Anyway, I decided to take the bike out here because the weather has been perfectly stellar and I wanted to take advantage of her. It scares me at times though. I get a fanatical "high" leaving Vegas; ducking and weaving through busy, distracted commuters. My passion is driving between the vehicles. I am so skilled on two-wheels though that people can't believe it. I had one woman come up to me as I pumped gas into my bike and she asked, "Was that you riding like that? Wow...."....or someone telling me I "ride like a guy". Uh.....I know they mean it as a compliment but it's almost an insult that the standard of riding well is one that is of how a guy rides? It's an activity that is almost as comfortable as walking to me but at the same time, I get too much of a rush playing with the risks of it all.
When I got back on the 15N headed to SLC, boring asphalt made the ride tedious until I start coming closer to Zion, that is. The snow-capped peaks and sanguine stone alerted my senses again.
I'm not climbing until tomorrow and so I wanted to occupy myself with something at least since the day wasn't over. Having genes of curiosity undeniably in my blood, I decided to take some small side road that twisted and turned, journeying higher up in the hills. It hinted at an interesting ride because I cold see farther mountains in the background; I knew it was only a matter of time before the foreground would give way to a visual treasure. Yeah, I'll try it.
I rode up and up, winding around, over the lip of the hill and there it was. Southern Utah at its best. There were quarries upsetting the natural view, however, it was still so, so amazing. I felt alive. I felt the aura of nature hugging all my senses and loving me back as much as I love her.
I parked my bike on the side of the road and just took off for a hike. Hiking and watching the sunset is time well-spent in the span of one's lifetime. I just felt giddy and light-hearted as I walked around greeting every inch of path with my feet; every inch of rock, dirt and foilage with my gaze. I looked up at the moon and thanked her....thanked her for the reminder that there is so much in the world outside of myself that is so fascinating, powerful and great. I'm the one lucky to be a part of it....lucky to have been invited.
It was getting darker and I went up to my bike......nahhhhh.......I don't want to leave yet. So I took another path upwards and explored but wanted to make it back before it really got dark.

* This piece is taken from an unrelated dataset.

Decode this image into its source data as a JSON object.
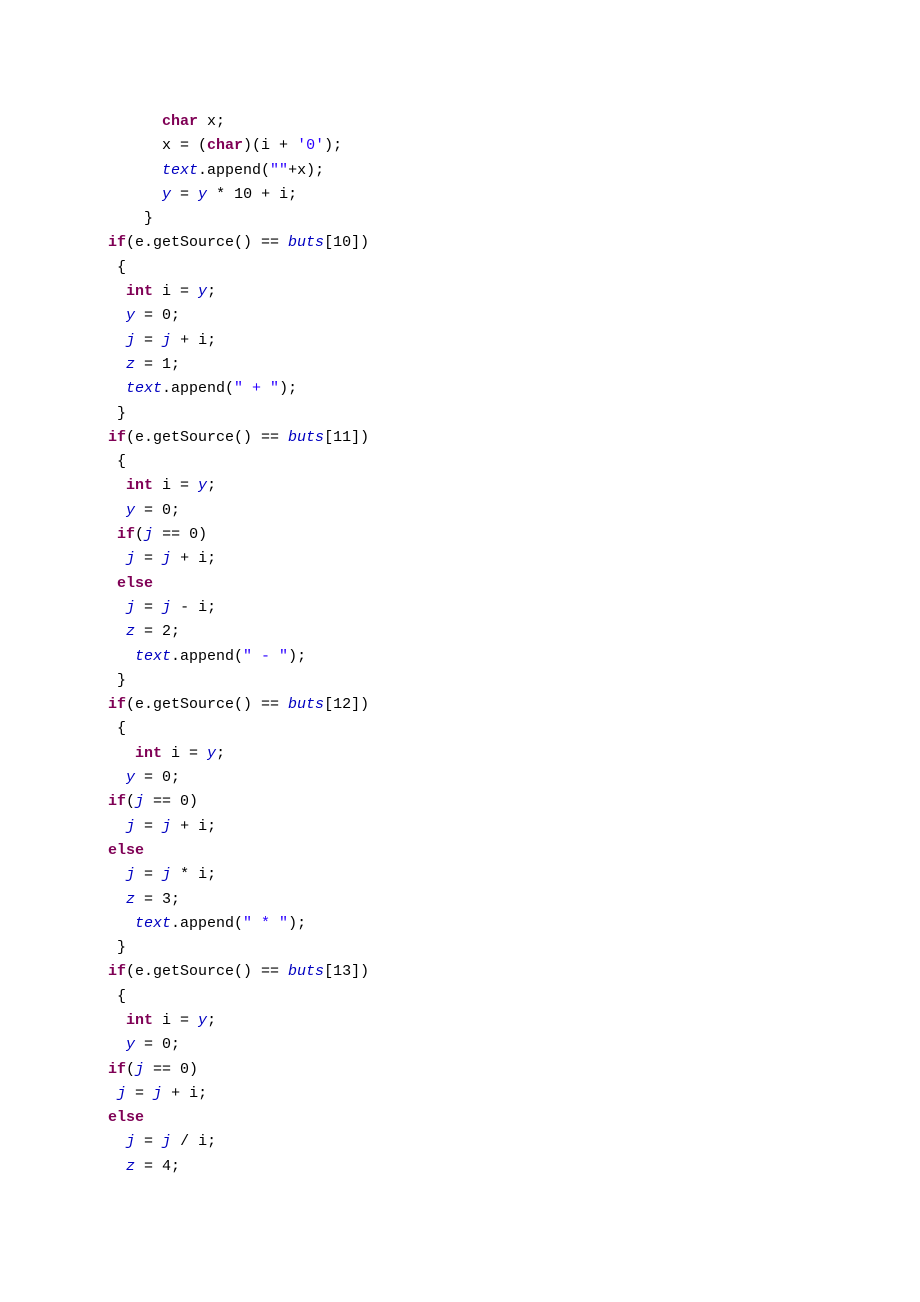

I got to my bike and released my body with a few nice, long stretches. I didn't want to leave yet. I wanted to be out there all night. I swear, I wish I could have a tent fastener on my bike....but, sadly, I had to go.
The crescent moon winced with her one eye as I took off a bit recklessly.....however, I smiled back at her as I translated her action as a playful wink.